## [EXERCISE PROMPT]
In the records below, work out how many lines hold the word "type". Report the number alone.

START SUPPLIED DATA

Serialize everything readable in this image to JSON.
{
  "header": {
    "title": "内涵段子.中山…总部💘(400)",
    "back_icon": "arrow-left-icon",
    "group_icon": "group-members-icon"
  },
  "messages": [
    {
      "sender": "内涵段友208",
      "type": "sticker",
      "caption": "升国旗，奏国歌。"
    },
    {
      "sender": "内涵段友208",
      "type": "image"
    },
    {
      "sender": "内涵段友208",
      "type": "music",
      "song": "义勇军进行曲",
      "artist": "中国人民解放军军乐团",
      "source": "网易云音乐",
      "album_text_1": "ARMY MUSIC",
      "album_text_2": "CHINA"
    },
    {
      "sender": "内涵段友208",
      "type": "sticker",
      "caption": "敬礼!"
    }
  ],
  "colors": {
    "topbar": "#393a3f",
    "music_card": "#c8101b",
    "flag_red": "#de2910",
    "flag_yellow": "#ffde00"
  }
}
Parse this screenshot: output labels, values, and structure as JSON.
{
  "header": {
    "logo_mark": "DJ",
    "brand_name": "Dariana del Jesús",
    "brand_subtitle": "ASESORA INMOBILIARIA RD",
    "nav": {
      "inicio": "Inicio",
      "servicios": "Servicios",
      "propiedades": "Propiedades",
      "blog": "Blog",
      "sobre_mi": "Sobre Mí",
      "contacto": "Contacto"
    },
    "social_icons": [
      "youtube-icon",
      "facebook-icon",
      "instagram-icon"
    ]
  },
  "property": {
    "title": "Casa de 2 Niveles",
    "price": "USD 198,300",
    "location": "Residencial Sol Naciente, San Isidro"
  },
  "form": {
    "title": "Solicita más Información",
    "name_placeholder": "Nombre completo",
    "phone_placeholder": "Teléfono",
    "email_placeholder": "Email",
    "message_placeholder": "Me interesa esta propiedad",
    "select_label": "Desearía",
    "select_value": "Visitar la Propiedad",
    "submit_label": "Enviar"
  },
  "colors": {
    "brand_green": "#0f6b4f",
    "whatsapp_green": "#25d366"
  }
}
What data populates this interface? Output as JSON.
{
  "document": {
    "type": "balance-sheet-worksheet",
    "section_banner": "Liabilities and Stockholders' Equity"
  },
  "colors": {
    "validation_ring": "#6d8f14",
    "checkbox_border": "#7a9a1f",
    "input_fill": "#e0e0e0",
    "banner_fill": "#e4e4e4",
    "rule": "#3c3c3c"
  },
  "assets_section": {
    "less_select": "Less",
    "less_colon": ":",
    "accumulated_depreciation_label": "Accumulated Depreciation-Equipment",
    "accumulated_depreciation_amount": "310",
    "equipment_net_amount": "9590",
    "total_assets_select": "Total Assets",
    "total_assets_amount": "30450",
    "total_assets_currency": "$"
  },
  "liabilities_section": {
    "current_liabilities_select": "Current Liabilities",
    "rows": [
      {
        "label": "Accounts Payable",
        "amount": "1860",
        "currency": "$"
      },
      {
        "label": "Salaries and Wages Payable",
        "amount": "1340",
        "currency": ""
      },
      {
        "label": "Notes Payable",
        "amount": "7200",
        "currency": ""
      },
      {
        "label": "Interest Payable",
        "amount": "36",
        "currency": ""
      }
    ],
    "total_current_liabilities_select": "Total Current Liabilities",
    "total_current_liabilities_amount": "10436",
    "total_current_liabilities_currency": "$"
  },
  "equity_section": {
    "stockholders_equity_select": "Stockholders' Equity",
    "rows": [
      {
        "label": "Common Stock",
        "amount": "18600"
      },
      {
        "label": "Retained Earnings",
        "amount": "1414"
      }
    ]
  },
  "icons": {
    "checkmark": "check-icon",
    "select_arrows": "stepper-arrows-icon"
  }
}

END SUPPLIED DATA

## [EXPECTED ANSWER]
5